I Think of You and Think of Skin
I think of you and think of skin –
its soft stretch, ways it may fold, or be pressed,
occasionally tear. How it absorbs the fix it’s in,
ends up not innocent, unkissed, yet simple in its rest -
your father’s work, to expose such by the sun,
harried and tawed and dressed for the intent
of its disguise with musks and roses. For you, years gone,
I’m pale now, peeled, unwritten-on, a reproach unmeant -
white widow in my quilled intransigence, a swan
alone. Days such as these, late summer of my life,
I wonder at this want to turn a yearling’s tongue
to subtleties so hollow, telling tender lies –
those nights you travelled me with words, blood-nibbed
and burning, tell me I was your first, flawed, outlawed script.
John Shakespeare, William’s father, was a ‘whyttawer’ ( worker in white leather)
who made gloves from calf, kid, lamb and rabbit skins so fine they were almost translucent. He might spend up to a year preparing the hides before beginning his work. The sonnet is in Anne Hathaway’s voice.
At Chios, Abandoned Leprosarium
In another life I lived
somewhere like this:
the white stones on the path
eyeless as birds’ eggs,
sweet airs of sea and pinewoods,
courtyards of window shutters and shade.
Quiet as if only a moment since
children, playing, had been called in.
There was love here, companionship,
gold charred slowly into flesh. No need
for hiding from us hidden.
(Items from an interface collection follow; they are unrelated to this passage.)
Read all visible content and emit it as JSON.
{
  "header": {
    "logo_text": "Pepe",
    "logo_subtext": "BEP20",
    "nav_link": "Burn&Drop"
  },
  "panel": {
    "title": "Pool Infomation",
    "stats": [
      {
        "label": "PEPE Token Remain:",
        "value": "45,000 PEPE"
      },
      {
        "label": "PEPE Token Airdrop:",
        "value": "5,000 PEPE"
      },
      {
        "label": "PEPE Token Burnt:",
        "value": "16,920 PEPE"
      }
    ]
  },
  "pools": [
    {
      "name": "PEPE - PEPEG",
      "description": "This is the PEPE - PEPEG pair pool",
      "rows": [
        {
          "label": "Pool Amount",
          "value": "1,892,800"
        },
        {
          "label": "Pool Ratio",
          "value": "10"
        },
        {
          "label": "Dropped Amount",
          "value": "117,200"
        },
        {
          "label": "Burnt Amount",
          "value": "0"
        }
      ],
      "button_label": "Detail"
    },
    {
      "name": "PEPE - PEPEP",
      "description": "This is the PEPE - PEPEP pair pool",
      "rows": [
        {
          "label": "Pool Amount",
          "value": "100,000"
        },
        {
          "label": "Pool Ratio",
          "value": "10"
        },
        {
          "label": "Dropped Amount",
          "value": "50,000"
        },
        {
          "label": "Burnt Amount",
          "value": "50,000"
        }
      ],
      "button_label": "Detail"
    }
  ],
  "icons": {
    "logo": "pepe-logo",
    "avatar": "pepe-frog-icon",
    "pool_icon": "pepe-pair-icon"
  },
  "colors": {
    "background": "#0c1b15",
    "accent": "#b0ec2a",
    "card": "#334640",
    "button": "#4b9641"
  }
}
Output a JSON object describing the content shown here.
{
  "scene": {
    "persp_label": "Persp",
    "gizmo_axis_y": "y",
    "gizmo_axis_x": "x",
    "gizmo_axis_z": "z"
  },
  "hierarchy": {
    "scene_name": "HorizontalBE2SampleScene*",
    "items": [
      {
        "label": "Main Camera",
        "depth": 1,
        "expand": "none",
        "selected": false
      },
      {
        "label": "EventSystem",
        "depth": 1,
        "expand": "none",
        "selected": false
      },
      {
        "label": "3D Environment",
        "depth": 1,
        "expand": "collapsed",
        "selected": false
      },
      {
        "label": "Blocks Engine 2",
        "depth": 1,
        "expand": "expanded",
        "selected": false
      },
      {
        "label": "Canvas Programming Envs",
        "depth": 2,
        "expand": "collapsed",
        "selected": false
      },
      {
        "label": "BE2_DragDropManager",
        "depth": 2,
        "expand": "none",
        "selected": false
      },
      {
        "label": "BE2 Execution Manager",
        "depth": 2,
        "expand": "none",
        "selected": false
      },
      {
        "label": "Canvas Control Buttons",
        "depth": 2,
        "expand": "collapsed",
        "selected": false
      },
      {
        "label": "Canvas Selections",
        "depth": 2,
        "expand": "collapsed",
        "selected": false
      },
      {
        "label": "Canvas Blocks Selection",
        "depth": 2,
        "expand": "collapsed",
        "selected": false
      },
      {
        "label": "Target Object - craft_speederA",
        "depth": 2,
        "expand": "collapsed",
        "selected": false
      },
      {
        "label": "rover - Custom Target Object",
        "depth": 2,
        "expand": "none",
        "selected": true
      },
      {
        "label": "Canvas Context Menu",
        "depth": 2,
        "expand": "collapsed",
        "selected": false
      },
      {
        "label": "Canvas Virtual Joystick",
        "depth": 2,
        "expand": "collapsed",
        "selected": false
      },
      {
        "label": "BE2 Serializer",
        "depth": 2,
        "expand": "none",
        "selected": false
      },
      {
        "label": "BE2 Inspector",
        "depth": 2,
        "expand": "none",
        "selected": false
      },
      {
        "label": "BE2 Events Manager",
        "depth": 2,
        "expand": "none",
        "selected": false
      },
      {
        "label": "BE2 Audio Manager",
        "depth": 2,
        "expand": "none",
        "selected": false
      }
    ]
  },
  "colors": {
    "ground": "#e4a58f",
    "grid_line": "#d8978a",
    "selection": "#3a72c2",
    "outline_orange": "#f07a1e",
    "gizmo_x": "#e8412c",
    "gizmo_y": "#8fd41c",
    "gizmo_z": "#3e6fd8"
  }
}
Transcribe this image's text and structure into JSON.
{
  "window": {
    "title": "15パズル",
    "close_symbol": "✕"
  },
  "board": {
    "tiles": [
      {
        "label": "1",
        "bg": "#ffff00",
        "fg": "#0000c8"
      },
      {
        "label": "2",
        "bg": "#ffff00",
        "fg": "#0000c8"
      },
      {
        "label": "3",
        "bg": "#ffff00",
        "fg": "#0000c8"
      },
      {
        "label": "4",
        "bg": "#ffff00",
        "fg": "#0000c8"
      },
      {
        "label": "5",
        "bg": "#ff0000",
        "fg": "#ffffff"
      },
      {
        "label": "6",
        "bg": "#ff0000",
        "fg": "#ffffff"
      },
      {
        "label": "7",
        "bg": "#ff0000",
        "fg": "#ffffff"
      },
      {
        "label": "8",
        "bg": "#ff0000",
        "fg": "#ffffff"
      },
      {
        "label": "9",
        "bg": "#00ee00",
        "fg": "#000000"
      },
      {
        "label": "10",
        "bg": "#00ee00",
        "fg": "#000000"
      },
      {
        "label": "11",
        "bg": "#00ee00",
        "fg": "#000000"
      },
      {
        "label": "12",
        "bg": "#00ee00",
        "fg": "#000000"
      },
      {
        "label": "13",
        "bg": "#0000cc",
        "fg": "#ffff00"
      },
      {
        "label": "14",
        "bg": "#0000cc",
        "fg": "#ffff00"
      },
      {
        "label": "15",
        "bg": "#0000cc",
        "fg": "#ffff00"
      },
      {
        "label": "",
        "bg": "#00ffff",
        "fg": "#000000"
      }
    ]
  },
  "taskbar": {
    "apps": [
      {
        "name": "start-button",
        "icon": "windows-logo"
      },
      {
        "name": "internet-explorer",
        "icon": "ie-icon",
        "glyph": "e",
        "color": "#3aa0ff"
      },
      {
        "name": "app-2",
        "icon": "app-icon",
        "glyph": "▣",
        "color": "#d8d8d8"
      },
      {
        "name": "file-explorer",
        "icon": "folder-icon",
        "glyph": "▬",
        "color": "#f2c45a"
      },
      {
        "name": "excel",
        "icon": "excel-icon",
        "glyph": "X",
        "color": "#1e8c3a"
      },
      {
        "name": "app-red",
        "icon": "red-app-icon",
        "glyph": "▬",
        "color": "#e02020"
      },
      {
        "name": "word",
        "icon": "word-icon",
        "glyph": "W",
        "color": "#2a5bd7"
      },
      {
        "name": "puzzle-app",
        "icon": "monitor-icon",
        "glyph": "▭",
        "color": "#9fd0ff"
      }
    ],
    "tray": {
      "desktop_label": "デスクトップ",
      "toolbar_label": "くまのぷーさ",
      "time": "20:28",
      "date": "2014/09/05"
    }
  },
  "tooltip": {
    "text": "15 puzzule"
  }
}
But now careless light
From room to room unrolled mattresses,
snowstorms of ceiling plaster, children’s notebooks
bleached bare by sun by rain
shun me and I am shamed.
Light me a candle, St Lazarus, as if
your lipless kiss
might warm these past lives
that linger, frost or smoke beyond the clearing.